Gabriela, Clove And Cinnamon: A Must-Read Novel
I'm planning to eat a moqueca today, a typical Brazilian dish consisting of salt water fish stew in coconut milk, onions, garlic, tomatoes, coriander and palm oil from Bahia. This will be my way of celebrating having finished the delicious novel Gabriela, Clove and Cinnamon by Brazilian writer Jorge Amado.
Despite the fact that much of our literature is not very well known outside the borders of Brazil, chances are that readers will have heard of Amado and his homeland, Bahia. He is one of our most popular writers of the 20th century, and his books have been translated into more than 40 languages throughout the world.
Many of his works have been transformed into Brazilian soap operas, miniseries, and movies, but, of course, the experience of watching Amado either on the big or small screen does not compare to the much deeper pleasure of embarking on the deliciously funny, poetic and all-encompassing canvas of his writing.
Jorge Amado treats the reader with a wealth of unforgettable characters from the lowest to the highest echelons of the provincial cities of northeastern of Brazil, who intermingle via a network of politics, friendships, romance and violence.
Gabriela, the novel, is a dream-like account filled with humor, poetry, and cultural information. As a Brazilian, it felt great to be transported to the Ilheus (a town on the coast of Bahia) in the first decades of last century, when the cacao business was booming, changing the town and its customs at a pace never seen before. Progress was threatening the lifestyle and status quo of the first farmers and their families who had seized huge expanses of land, aided by their armed jagunços, (bodyguards) using violence and murder in constant ambushes against their opponents. But times were now changing, with the arrival of technology and forward-thinking businessmen, who came to these backward towns attracted by the riches generated by the cacao.

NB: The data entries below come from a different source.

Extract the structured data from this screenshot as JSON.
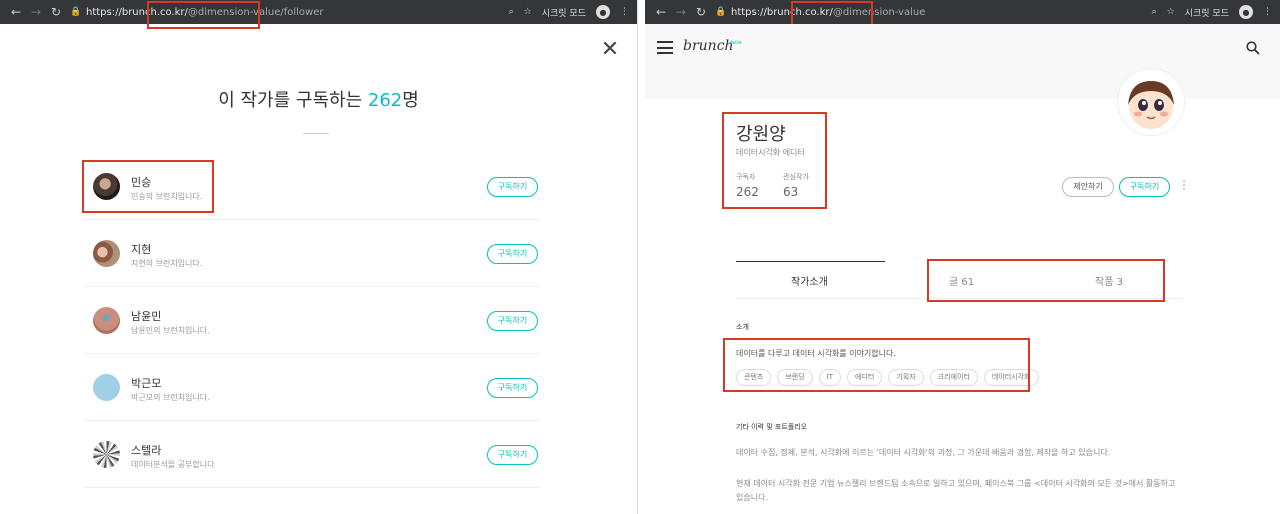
{
  "left_window": {
    "url_host": "https://brunch.co.kr",
    "url_path": "@dimension-value/follower",
    "incognito_label": "시크릿 모드",
    "title_prefix": "이 작가를 구독하는",
    "count": "262",
    "title_suffix": "명",
    "subscribe_label": "구독하기",
    "subscribers": [
      {
        "name": "민승",
        "desc": "민승의 브런치입니다."
      },
      {
        "name": "지현",
        "desc": "지현의 브런치입니다."
      },
      {
        "name": "남윤민",
        "desc": "남윤민의 브런치입니다."
      },
      {
        "name": "박근모",
        "desc": "박근모의 브런치입니다."
      },
      {
        "name": "스텔라",
        "desc": "데이터분석을 공부합니다"
      }
    ]
  },
  "right_window": {
    "url_host": "https://brunch.co.kr",
    "url_path": "@dimension-value",
    "incognito_label": "시크릿 모드",
    "logo": "brunch",
    "logo_badge": "beta",
    "profile": {
      "name": "강원양",
      "job": "데이터시각화 에디터",
      "subscribers_label": "구독자",
      "subscribers_value": "262",
      "following_label": "관심작가",
      "following_value": "63"
    },
    "suggest_label": "제안하기",
    "subscribe_label": "구독하기",
    "tabs": [
      "작가소개",
      "글 61",
      "작품 3"
    ],
    "intro_label": "소개",
    "intro_text": "데이터를 다루고 데이터 시각화를 이야기합니다.",
    "tags": [
      "콘텐츠",
      "브랜딩",
      "IT",
      "에디터",
      "기획자",
      "크리에이터",
      "데이터시각화"
    ],
    "portfolio_label": "기타 이력 및 포트폴리오",
    "portfolio_p1": "데이터 수집, 정제, 분석, 시각화에 이르는 '데이터 시각화'의 과정, 그 가운데 배움과 경험, 제작을 하고 있습니다.",
    "portfolio_p2": "현재 데이터 시각화 전문 기업 뉴스젤리 브랜드팀 소속으로 일하고 있으며, 페이스북 그룹 <데이터 시각화의 모든 것>에서 활동하고 있습니다."
  },
  "colors": {
    "accent": "#00c3bd",
    "highlight": "#d63a23"
  }
}
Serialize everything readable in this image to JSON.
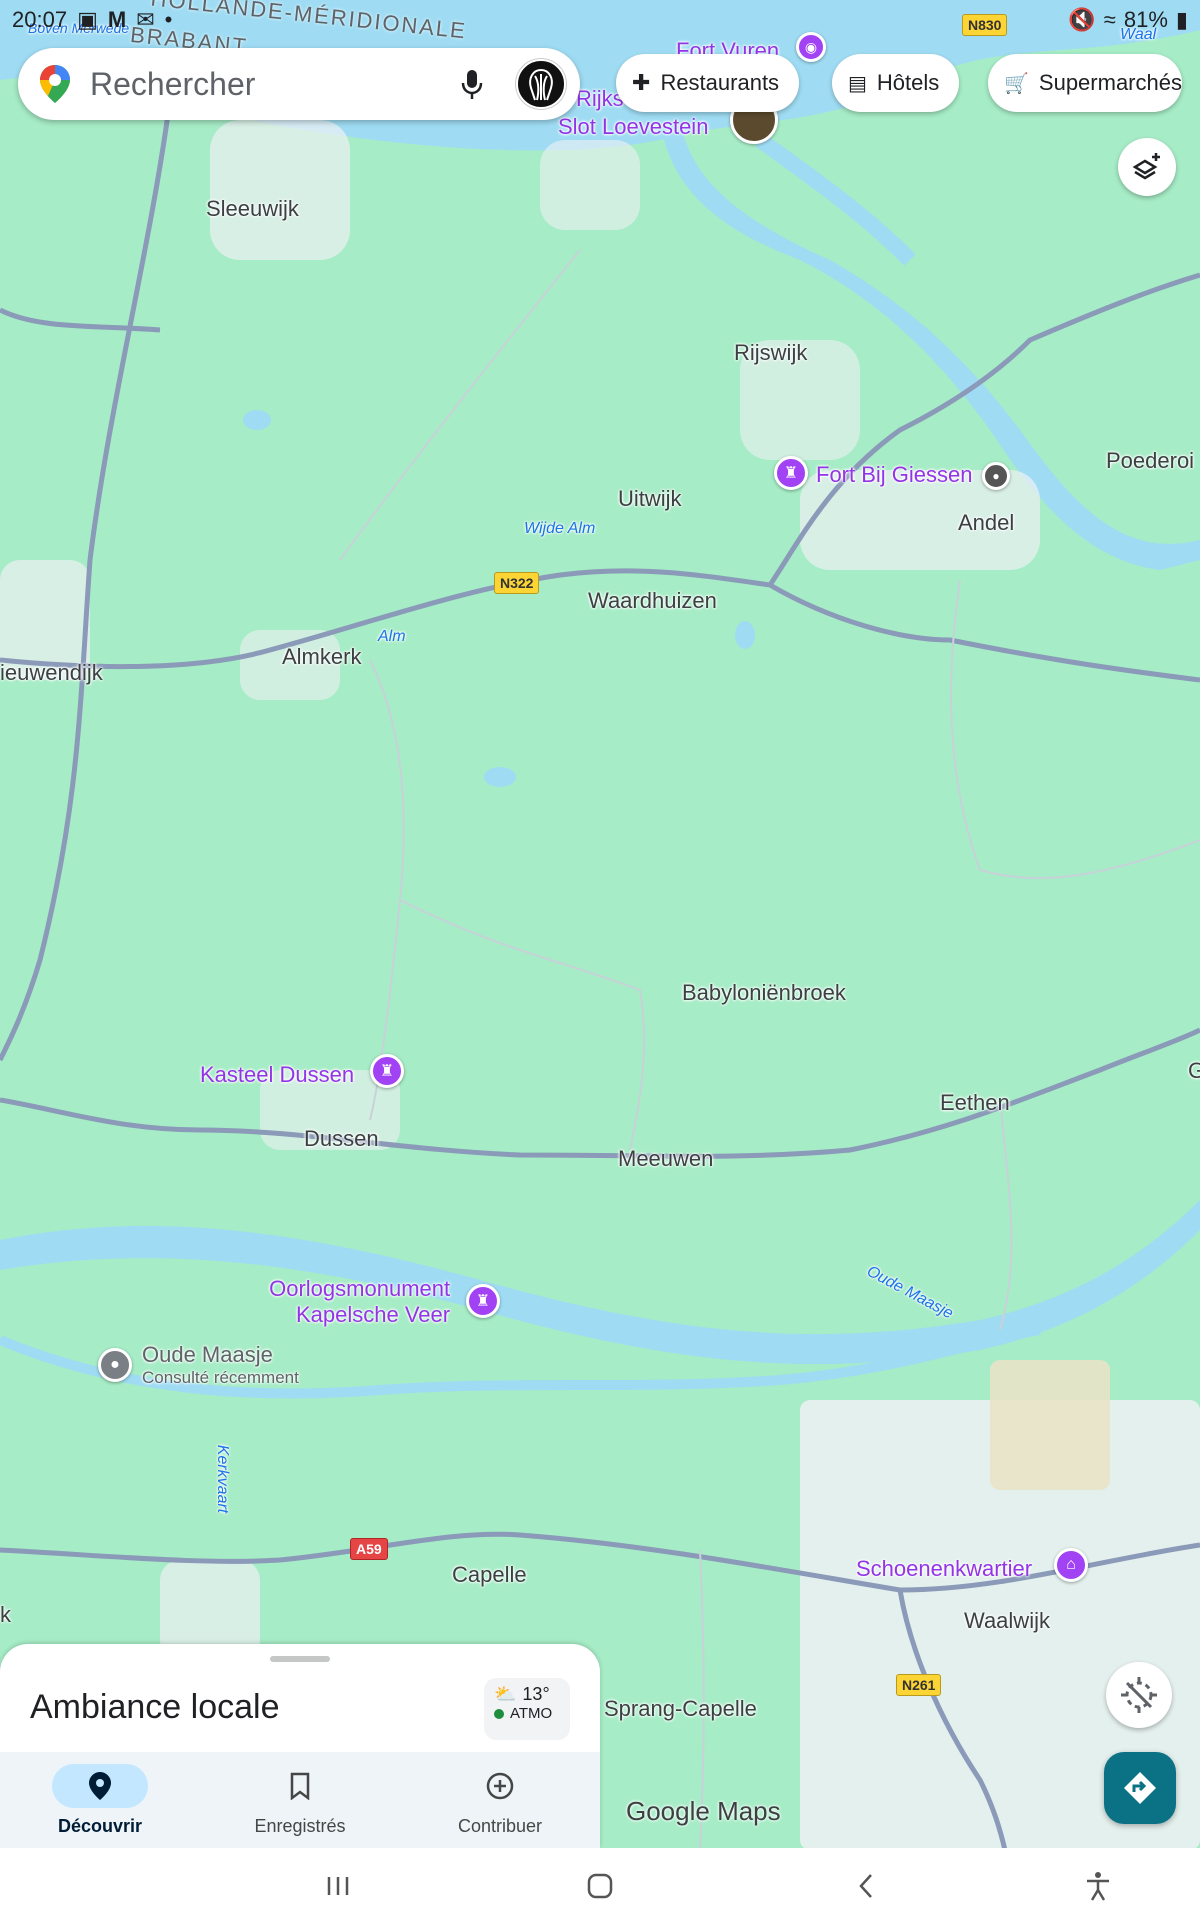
{
  "status_bar": {
    "time": "20:07",
    "notification_icons": [
      "image-icon",
      "gmail-icon",
      "mail-icon",
      "dot-icon"
    ],
    "battery": "81%"
  },
  "search": {
    "placeholder": "Rechercher"
  },
  "chips": [
    {
      "label": "Restaurants",
      "icon": "fork-knife-icon"
    },
    {
      "label": "Hôtels",
      "icon": "bed-icon"
    },
    {
      "label": "Supermarchés",
      "icon": "cart-icon"
    }
  ],
  "map": {
    "region_labels": [
      "HOLLANDE-MÉRIDIONALE",
      "BRABANT"
    ],
    "places": {
      "boven_merwede": "Boven Merwede",
      "waal": "Waal",
      "sleeuwijk": "Sleeuwijk",
      "rijswijk": "Rijswijk",
      "uitwijk": "Uitwijk",
      "wijde_alm": "Wijde Alm",
      "andel": "Andel",
      "poederoijen": "Poederoi",
      "waardhuizen": "Waardhuizen",
      "almkerk": "Almkerk",
      "alm": "Alm",
      "nieuwendijk": "ieuwendijk",
      "babylonienbroek": "Babyloniënbroek",
      "eethen": "Eethen",
      "dussen": "Dussen",
      "meeuwen": "Meeuwen",
      "oude_maasje_river": "Oude Maasje",
      "kerkvaart": "Kerkvaart",
      "capelle": "Capelle",
      "waalwijk": "Waalwijk",
      "sprang_capelle": "Sprang-Capelle",
      "edge_g": "G",
      "edge_k": "k"
    },
    "pois": {
      "fort_vuren": "Fort Vuren",
      "slot_loevestein": "Slot Loevestein",
      "rijks": "Rijks",
      "fort_bij_giessen": "Fort Bij Giessen",
      "kasteel_dussen": "Kasteel Dussen",
      "oorlogsmonument_line1": "Oorlogsmonument",
      "oorlogsmonument_line2": "Kapelsche Veer",
      "schoenenkwartier": "Schoenenkwartier",
      "oude_maasje_recent": "Oude Maasje",
      "oude_maasje_recent_sub": "Consulté récemment"
    },
    "road_shields": {
      "n830": "N830",
      "n322": "N322",
      "a59": "A59",
      "n261": "N261"
    },
    "colors": {
      "land": "#a6ecc6",
      "water": "#9fdcf3",
      "road": "#8a9ab8",
      "urban": "#eef1f3",
      "poi": "#a142f4"
    }
  },
  "logo": "Google Maps",
  "bottom_sheet": {
    "title": "Ambiance locale",
    "weather": {
      "temp": "13°",
      "aqi": "ATMO"
    },
    "nav": [
      {
        "label": "Découvrir",
        "icon": "location-pin-icon",
        "active": true
      },
      {
        "label": "Enregistrés",
        "icon": "bookmark-icon",
        "active": false
      },
      {
        "label": "Contribuer",
        "icon": "add-circle-icon",
        "active": false
      }
    ]
  },
  "system_nav": [
    "recents-icon",
    "home-icon",
    "back-icon",
    "accessibility-icon"
  ]
}
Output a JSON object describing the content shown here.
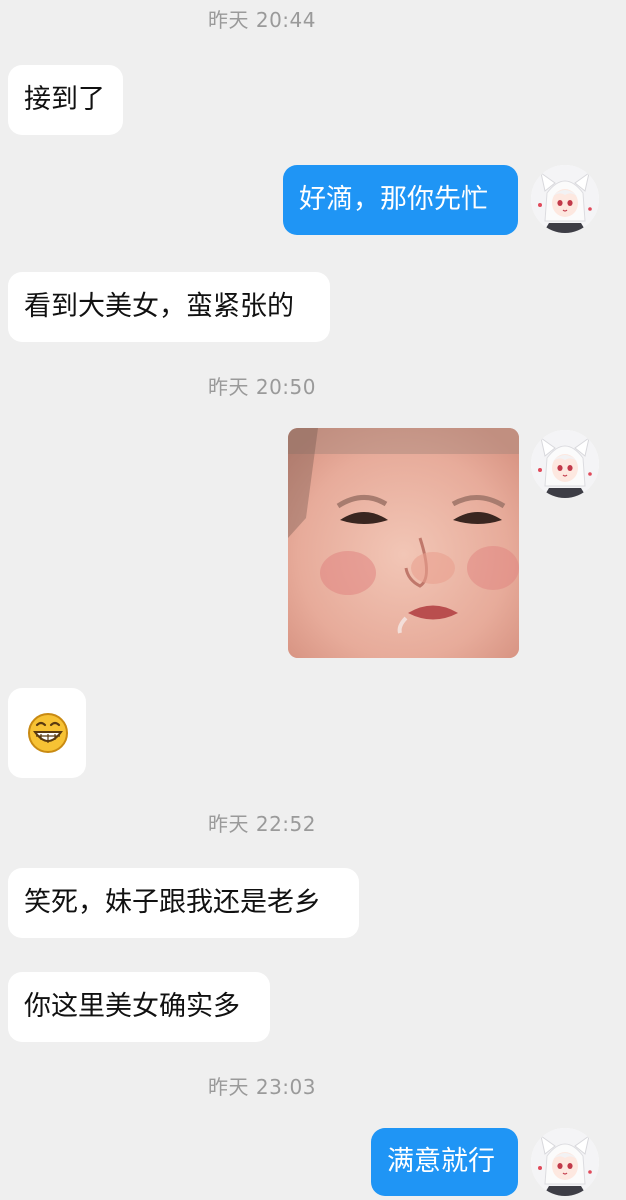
{
  "messages": {
    "t1": "昨天 20:44",
    "m1": "接到了",
    "m2": "好滴，那你先忙",
    "m3": "看到大美女，蛮紧张的",
    "t2": "昨天 20:50",
    "t3": "昨天 22:52",
    "m4": "笑死，妹子跟我还是老乡",
    "m5": "你这里美女确实多",
    "t4": "昨天 23:03",
    "m6": "满意就行"
  },
  "icons": {
    "emoji": "grinning-emoji-icon",
    "avatar": "anime-girl-avatar",
    "photo": "crying-baby-sticker"
  },
  "colors": {
    "background": "#efefef",
    "incoming_bubble": "#ffffff",
    "outgoing_bubble": "#1f95f5",
    "timestamp_text": "#9a9a9a"
  }
}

Jorge Amado delivers his prose in a light, funny and detached, ironic tone, yet showing great warmth and understanding towards his characters. He depicts prostitutes, rich farmers, that he calls “colonels”, their jagunços, churchgoing and gossipy spinsters, lonely concubines, small time businessmen, and pseudo-intellectuals, against the backdrop of the geography and culture of the small provincial cities of the early decades of the 20th century. His prose will stay with you for a long time once you finish the book, such is its power and universality.
Moreover, Gabriela is a very sensual text, filled with the colors, smells, and tastes of Bahia. It’s a book that celebrates life and the liberation of minds, especially women’s, from the colonial chains and obsolete traditions of a male-dominated society. It’s a radical hymn against machismo, opening up doors to the possibility of freedom.
Gabriela, the protagonist, represents the essence of Brazilianness, in her beauty, simplicity, lightheartedness and pleasure for life. Of course, both the main characters in Gabriela, Clove and Cinnamon and Dona Flor and Her Two Husbands, another famous Amado novel, are deeply associated in our minds with the Brazilian actress Sônia Braga, who portrayed them both in famous movies and soap operas during the 1970s. Although I was too young at the time to fully enjoy them, this doesn't prevent me from putting the face of Ms. Braga to the wild Gabriela of the pages of the novel. After all, Sônia Braga was an icon of Brazilian sexuality and beauty in her day.
Jorge Amado is a pleasure to read. His stories will make a deep impression on you and will expand your awareness of Brazilian culture. I strongly recommend them.